* _Problem requirements_
Below are some records. Say how many of their lines include the string "Kassakuittiarkisto", giving only the number.

[Start of section]

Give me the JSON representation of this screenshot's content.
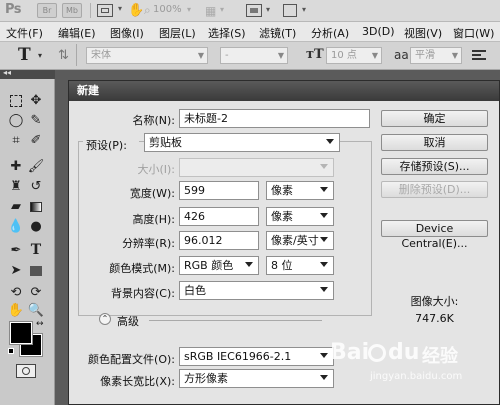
{
  "app": {
    "logo": "Ps",
    "buttons": [
      "Br",
      "Mb"
    ],
    "zoom": "100%"
  },
  "menubar": {
    "items": [
      "文件(F)",
      "编辑(E)",
      "图像(I)",
      "图层(L)",
      "选择(S)",
      "滤镜(T)",
      "分析(A)",
      "3D(D)",
      "视图(V)",
      "窗口(W)"
    ]
  },
  "options_bar": {
    "tool_glyph": "T",
    "font_family": "宋体",
    "font_style": "-",
    "font_size": "10 点",
    "aa_icon": "aa",
    "antialias": "平滑"
  },
  "dialog": {
    "title": "新建",
    "name_label": "名称(N):",
    "name_value": "未标题-2",
    "preset_label": "预设(P):",
    "preset_value": "剪贴板",
    "size_label": "大小(I):",
    "width_label": "宽度(W):",
    "width_value": "599",
    "width_unit": "像素",
    "height_label": "高度(H):",
    "height_value": "426",
    "height_unit": "像素",
    "resolution_label": "分辨率(R):",
    "resolution_value": "96.012",
    "resolution_unit": "像素/英寸",
    "color_mode_label": "颜色模式(M):",
    "color_mode_value": "RGB 颜色",
    "bit_depth": "8 位",
    "bg_label": "背景内容(C):",
    "bg_value": "白色",
    "advanced_label": "高级",
    "profile_label": "颜色配置文件(O):",
    "profile_value": "sRGB IEC61966-2.1",
    "pixel_aspect_label": "像素长宽比(X):",
    "pixel_aspect_value": "方形像素",
    "buttons": {
      "ok": "确定",
      "cancel": "取消",
      "save_preset": "存储预设(S)...",
      "delete_preset": "删除预设(D)...",
      "device_central": "Device Central(E)..."
    },
    "image_size_label": "图像大小:",
    "image_size_value": "747.6K"
  },
  "watermark": {
    "brand": "Bai",
    "brand2": "du",
    "suffix": "经验",
    "url": "jingyan.baidu.com"
  }
}
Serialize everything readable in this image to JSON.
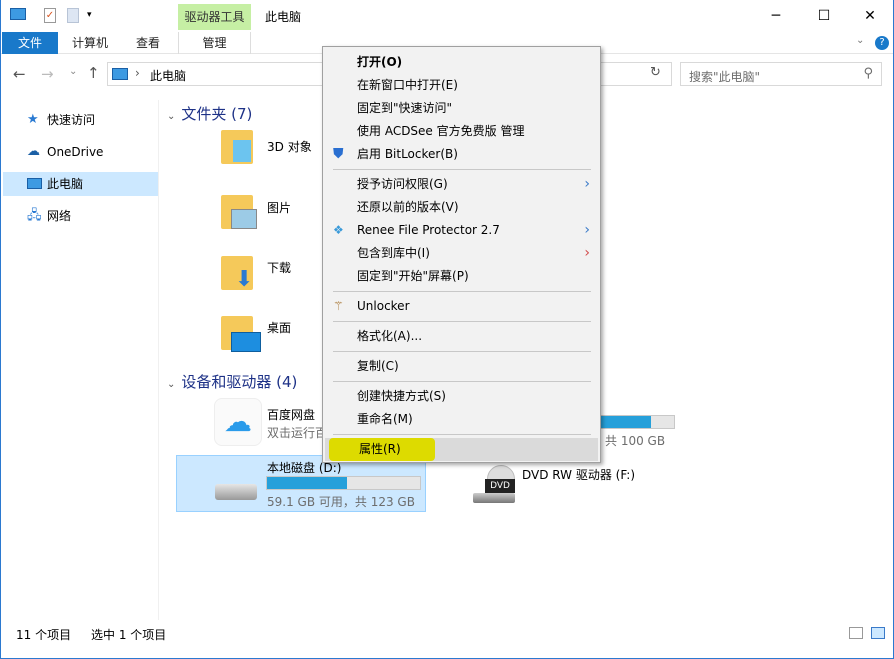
{
  "window": {
    "title": "此电脑",
    "context_tab": "驱动器工具",
    "controls": {
      "minimize": "─",
      "maximize": "☐",
      "close": "✕"
    }
  },
  "ribbon": {
    "tabs": [
      "文件",
      "计算机",
      "查看",
      "管理"
    ]
  },
  "address": {
    "path": "此电脑",
    "search_placeholder": "搜索\"此电脑\""
  },
  "nav": {
    "items": [
      {
        "label": "快速访问",
        "icon": "star-icon"
      },
      {
        "label": "OneDrive",
        "icon": "cloud-icon"
      },
      {
        "label": "此电脑",
        "icon": "computer-icon",
        "selected": true
      },
      {
        "label": "网络",
        "icon": "network-icon"
      }
    ]
  },
  "folders": {
    "header": "文件夹 (7)",
    "items": [
      "3D 对象",
      "图片",
      "下载",
      "桌面"
    ]
  },
  "devices": {
    "header": "设备和驱动器 (4)",
    "baidu": {
      "name": "百度网盘",
      "desc": "双击运行百"
    },
    "local_disk": {
      "name": "本地磁盘 (D:)",
      "info": "59.1 GB 可用，共 123 GB",
      "used_percent": 52
    },
    "hidden_drive": {
      "info": "共 100 GB",
      "used_percent": 85
    },
    "dvd": {
      "name": "DVD RW 驱动器 (F:)",
      "badge": "DVD"
    }
  },
  "context_menu": {
    "items": [
      "打开(O)",
      "在新窗口中打开(E)",
      "固定到\"快速访问\"",
      "使用 ACDSee 官方免费版 管理",
      "启用 BitLocker(B)",
      "授予访问权限(G)",
      "还原以前的版本(V)",
      "Renee File Protector 2.7",
      "包含到库中(I)",
      "固定到\"开始\"屏幕(P)",
      "Unlocker",
      "格式化(A)...",
      "复制(C)",
      "创建快捷方式(S)",
      "重命名(M)",
      "属性(R)"
    ],
    "highlighted": "属性(R)",
    "highlight_color": "#dddb00"
  },
  "status": {
    "count": "11 个项目",
    "selected": "选中 1 个项目"
  }
}
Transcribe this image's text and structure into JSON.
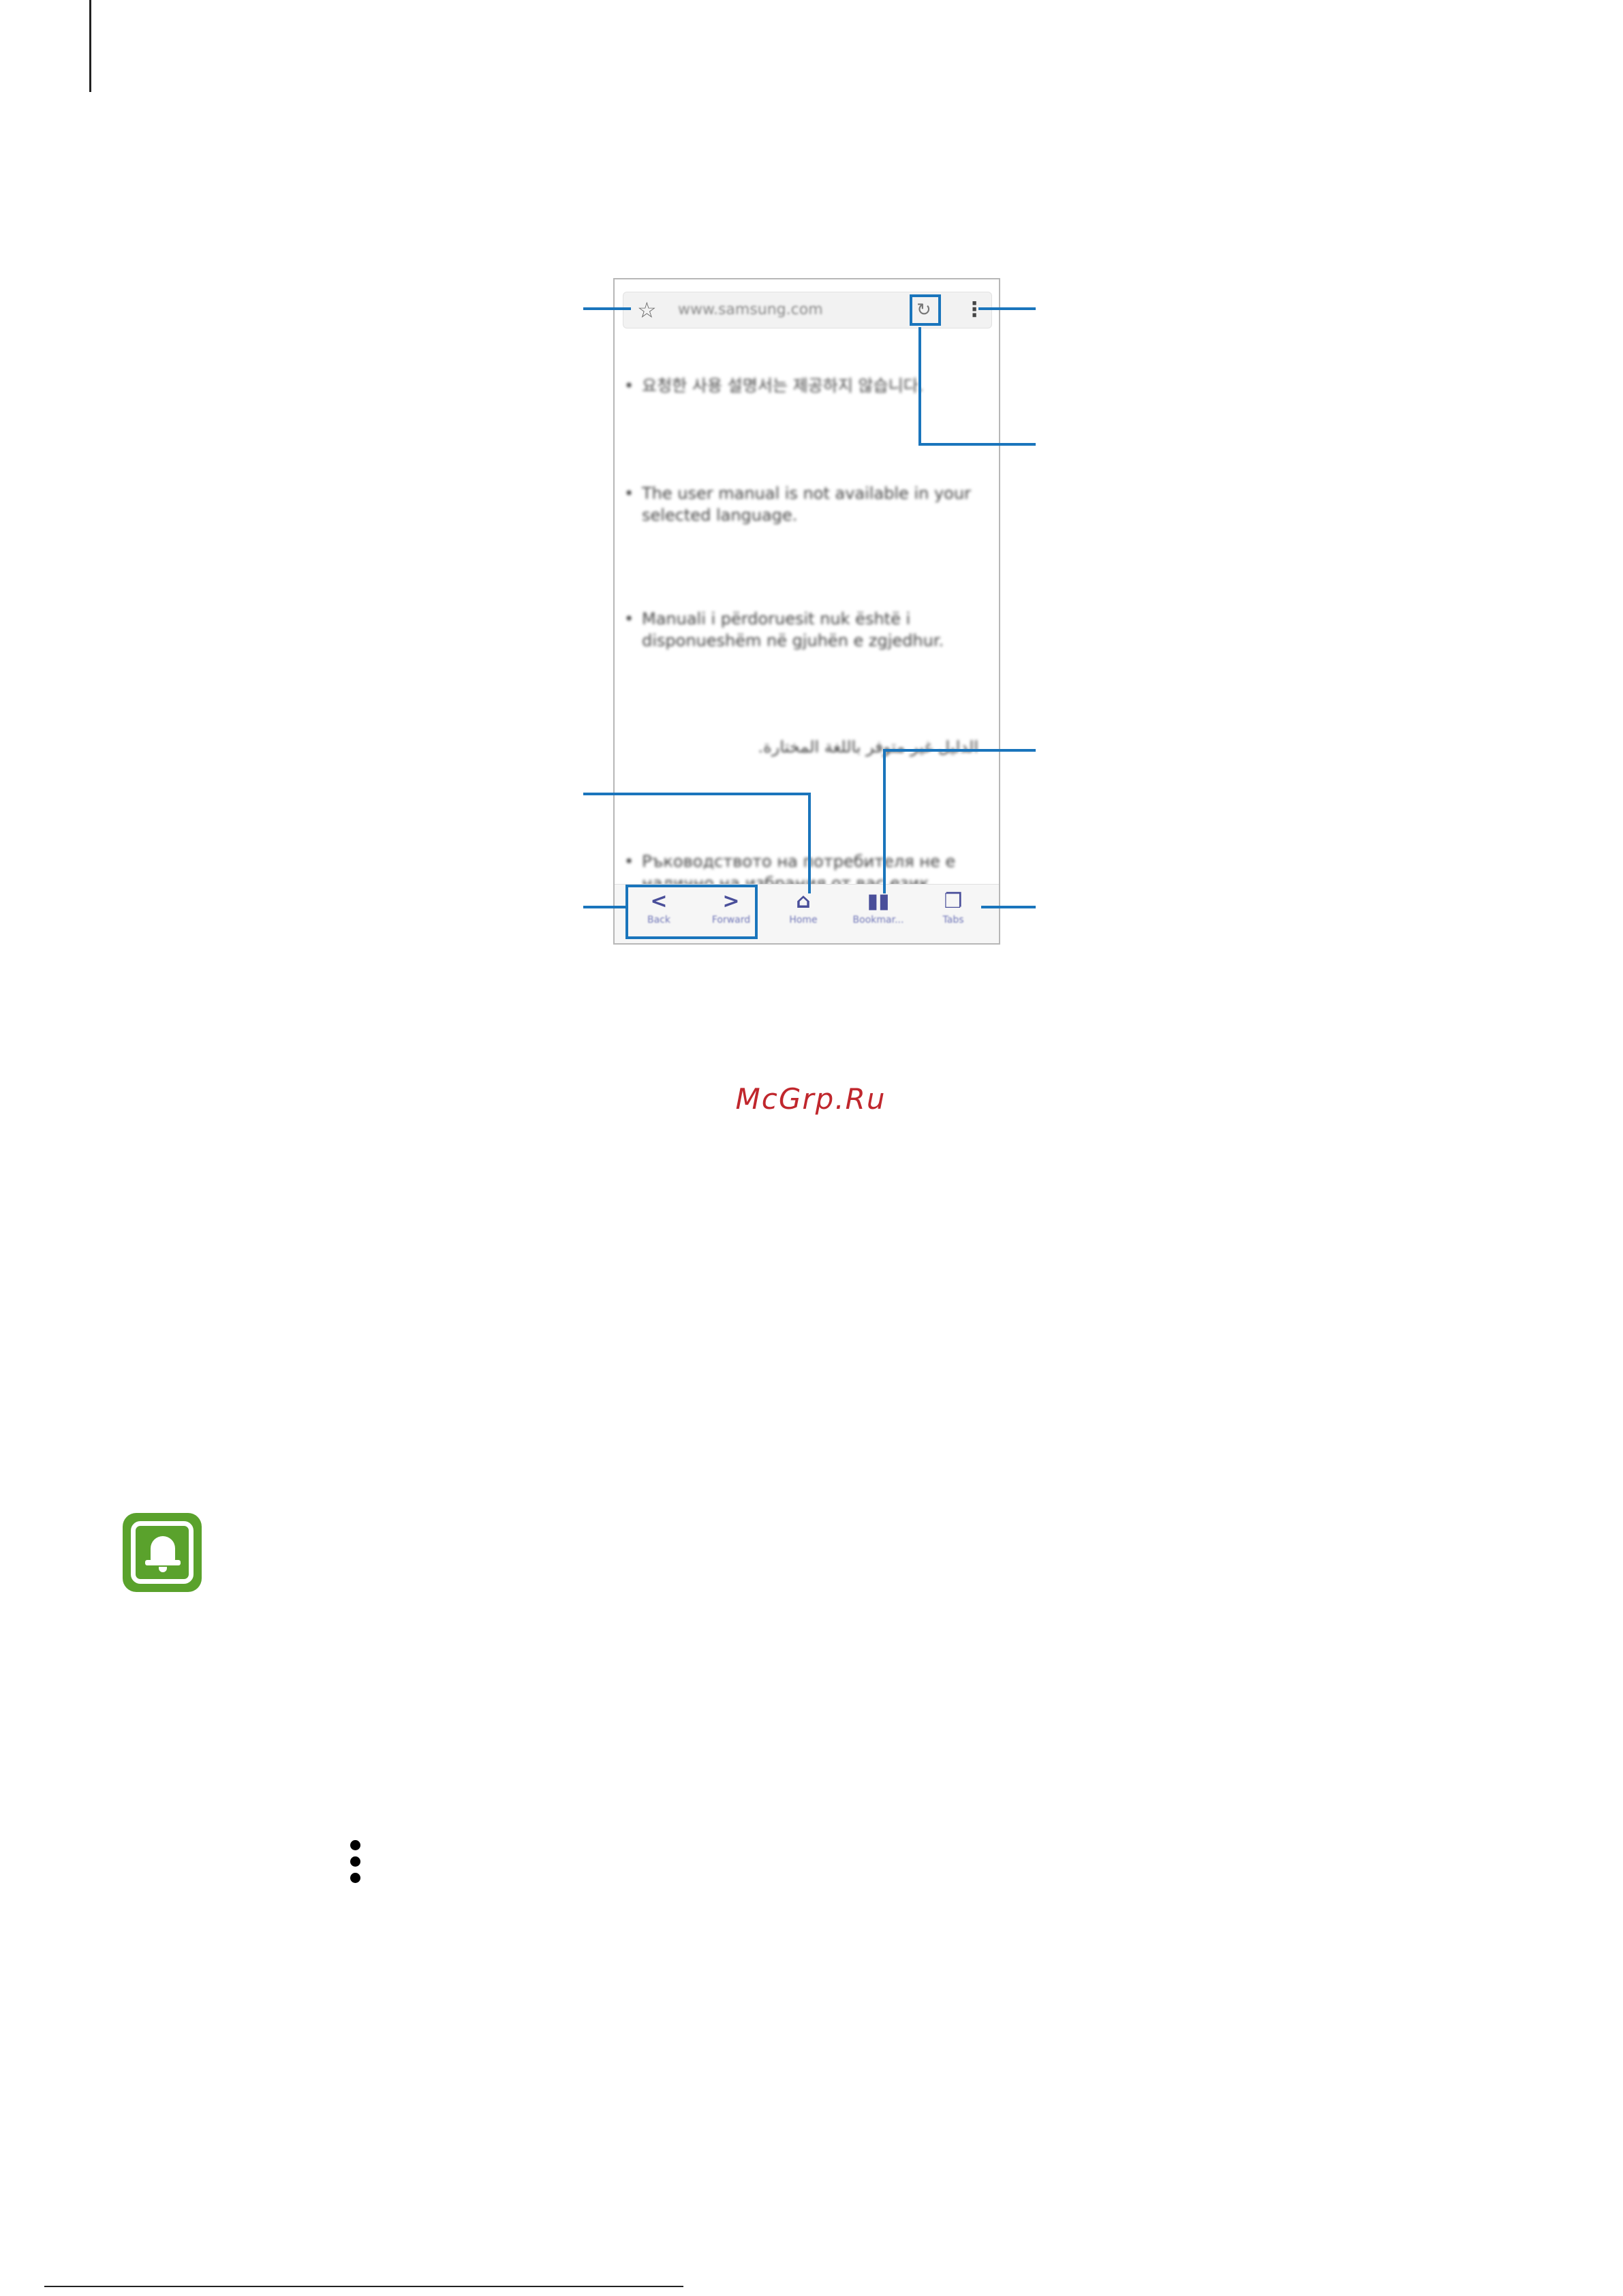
{
  "browser": {
    "url": "www.samsung.com",
    "paragraphs": [
      "요청한 사용 설명서는 제공하지 않습니다.",
      "The user manual is not available in your selected language.",
      "Manuali i përdoruesit nuk është i disponueshëm në gjuhën e zgjedhur.",
      "الدليل غير متوفر باللغة المختارة.",
      "Ръководството на потребителя не е налично на избрания от вас език."
    ],
    "bottom_nav": [
      {
        "label": "Back",
        "icon": "chevron-left-icon",
        "glyph": "<"
      },
      {
        "label": "Forward",
        "icon": "chevron-right-icon",
        "glyph": ">"
      },
      {
        "label": "Home",
        "icon": "home-icon",
        "glyph": "⌂"
      },
      {
        "label": "Bookmar...",
        "icon": "bookmark-book-icon",
        "glyph": "▮▮"
      },
      {
        "label": "Tabs",
        "icon": "tabs-icon",
        "glyph": "❐"
      }
    ],
    "icons": {
      "star": "star-icon",
      "refresh": "refresh-icon",
      "menu": "more-options-icon"
    },
    "accent_color": "#1a75bc",
    "nav_icon_color": "#4a4f9a"
  },
  "watermark": "McGrp.Ru",
  "notice": {
    "icon": "bell-notice-icon",
    "color": "#5aa22c"
  },
  "inline_icon": "more-options-vertical-icon"
}
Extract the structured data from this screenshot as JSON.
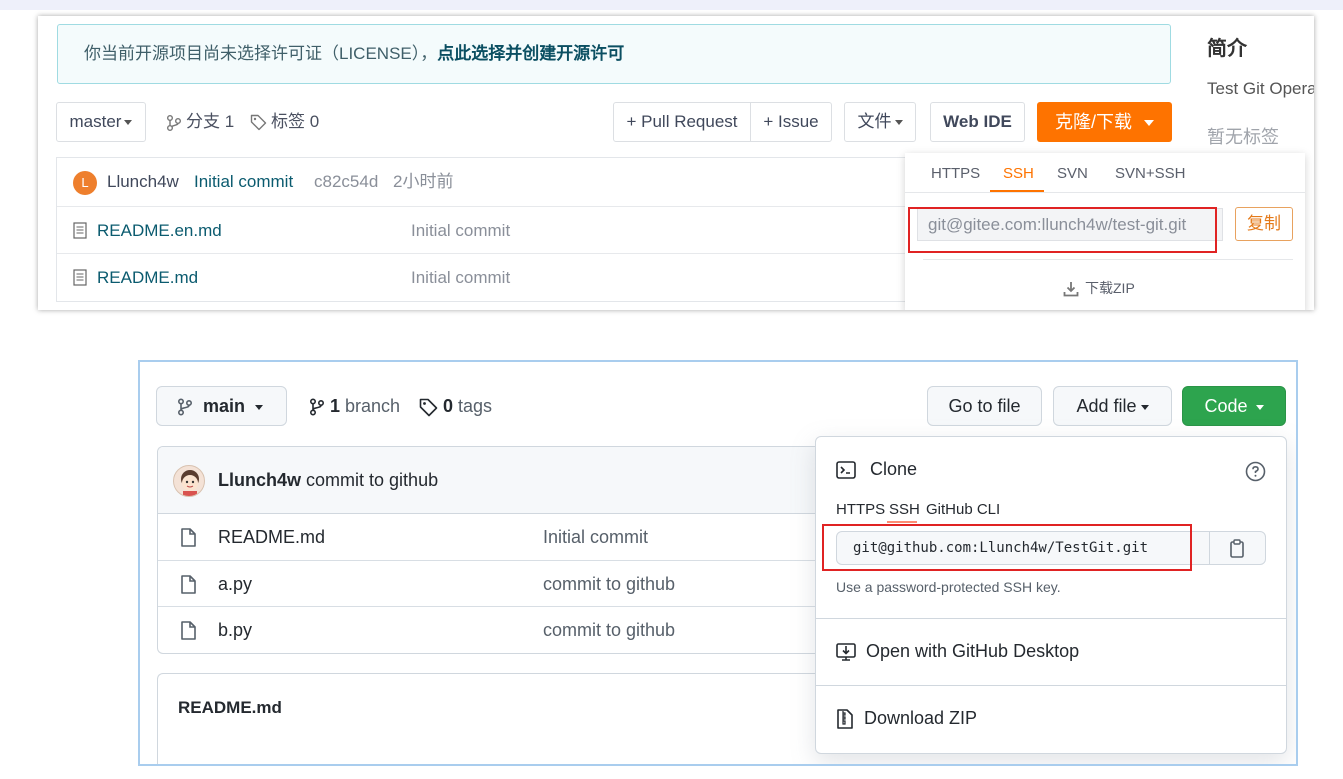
{
  "gitee": {
    "notice": {
      "text": "你当前开源项目尚未选择许可证（LICENSE），",
      "link": "点此选择并创建开源许可"
    },
    "branch_select": "master",
    "branches": "分支 1",
    "tags": "标签 0",
    "pull_request": "+ Pull Request",
    "issue": "+ Issue",
    "file_menu": "文件",
    "web_ide": "Web IDE",
    "clone_button": "克隆/下载",
    "commit": {
      "avatar_letter": "L",
      "author": "Llunch4w",
      "message": "Initial commit",
      "hash": "c82c54d",
      "time": "2小时前"
    },
    "files": [
      {
        "name": "README.en.md",
        "message": "Initial commit"
      },
      {
        "name": "README.md",
        "message": "Initial commit"
      }
    ],
    "sidebar": {
      "title": "简介",
      "description": "Test Git Opera",
      "tags_empty": "暂无标签"
    },
    "dropdown": {
      "tabs": [
        "HTTPS",
        "SSH",
        "SVN",
        "SVN+SSH"
      ],
      "active_tab": "SSH",
      "url": "git@gitee.com:llunch4w/test-git.git",
      "copy": "复制",
      "download_zip": "下载ZIP"
    },
    "colors": {
      "accent": "#fe7300",
      "link": "#0b5b6f",
      "highlight": "#e02323"
    }
  },
  "github": {
    "branch_select": "main",
    "branch_count": "1",
    "branch_label": "branch",
    "tag_count": "0",
    "tag_label": "tags",
    "go_to_file": "Go to file",
    "add_file": "Add file",
    "code": "Code",
    "commit": {
      "author": "Llunch4w",
      "message": "commit to github"
    },
    "files": [
      {
        "name": "README.md",
        "message": "Initial commit"
      },
      {
        "name": "a.py",
        "message": "commit to github"
      },
      {
        "name": "b.py",
        "message": "commit to github"
      }
    ],
    "readme_title": "README.md",
    "dropdown": {
      "title": "Clone",
      "tabs": [
        "HTTPS",
        "SSH",
        "GitHub CLI"
      ],
      "active_tab": "SSH",
      "url": "git@github.com:Llunch4w/TestGit.git",
      "hint": "Use a password-protected SSH key.",
      "open_desktop": "Open with GitHub Desktop",
      "download_zip": "Download ZIP"
    },
    "colors": {
      "code_button": "#2da44e",
      "active_tab_underline": "#fd8c73",
      "highlight": "#e02323"
    }
  }
}
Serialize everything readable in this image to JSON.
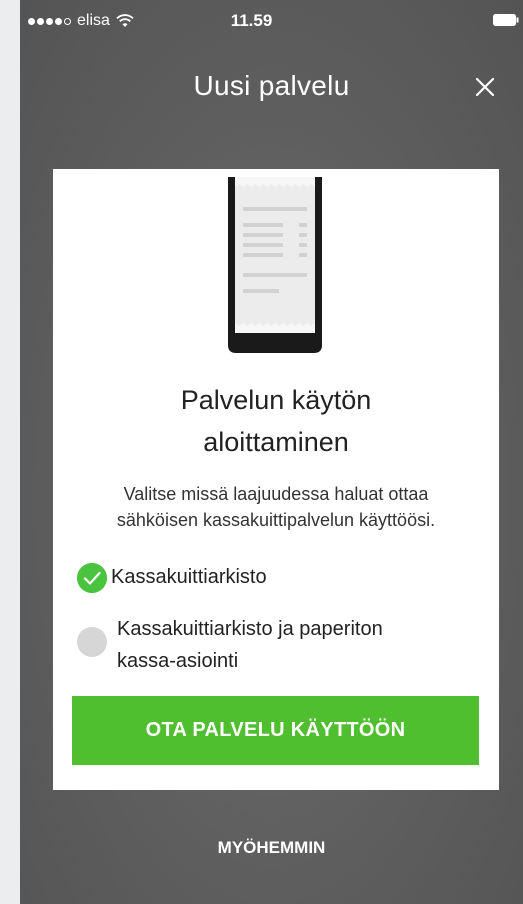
{
  "status_bar": {
    "carrier": "elisa",
    "time": "11.59"
  },
  "header": {
    "title": "Uusi palvelu",
    "close_icon": "close-icon"
  },
  "modal": {
    "illustration_icon": "receipt-phone-illustration",
    "title_line1": "Palvelun käytön",
    "title_line2": "aloittaminen",
    "description_line1": "Valitse missä laajuudessa haluat ottaa",
    "description_line2": "sähköisen kassakuittipalvelun käyttöösi.",
    "options": [
      {
        "label": "Kassakuittiarkisto",
        "selected": true
      },
      {
        "label_line1": "Kassakuittiarkisto ja paperiton",
        "label_line2": "kassa-asiointi",
        "selected": false
      }
    ],
    "primary_button_label": "OTA PALVELU KÄYTTÖÖN"
  },
  "footer": {
    "later_label": "MYÖHEMMIN"
  },
  "colors": {
    "accent_green": "#4fbe2f",
    "check_green": "#4ac43e",
    "overlay_gray": "#5e5e5e"
  }
}
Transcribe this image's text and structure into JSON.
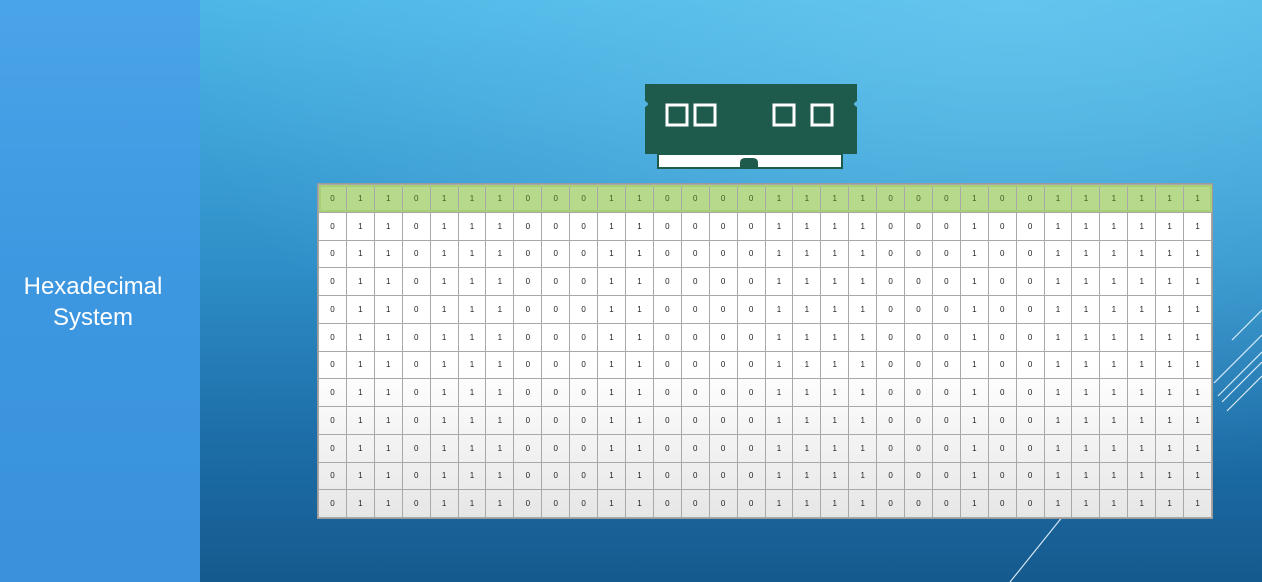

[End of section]

* _Exercise output_
2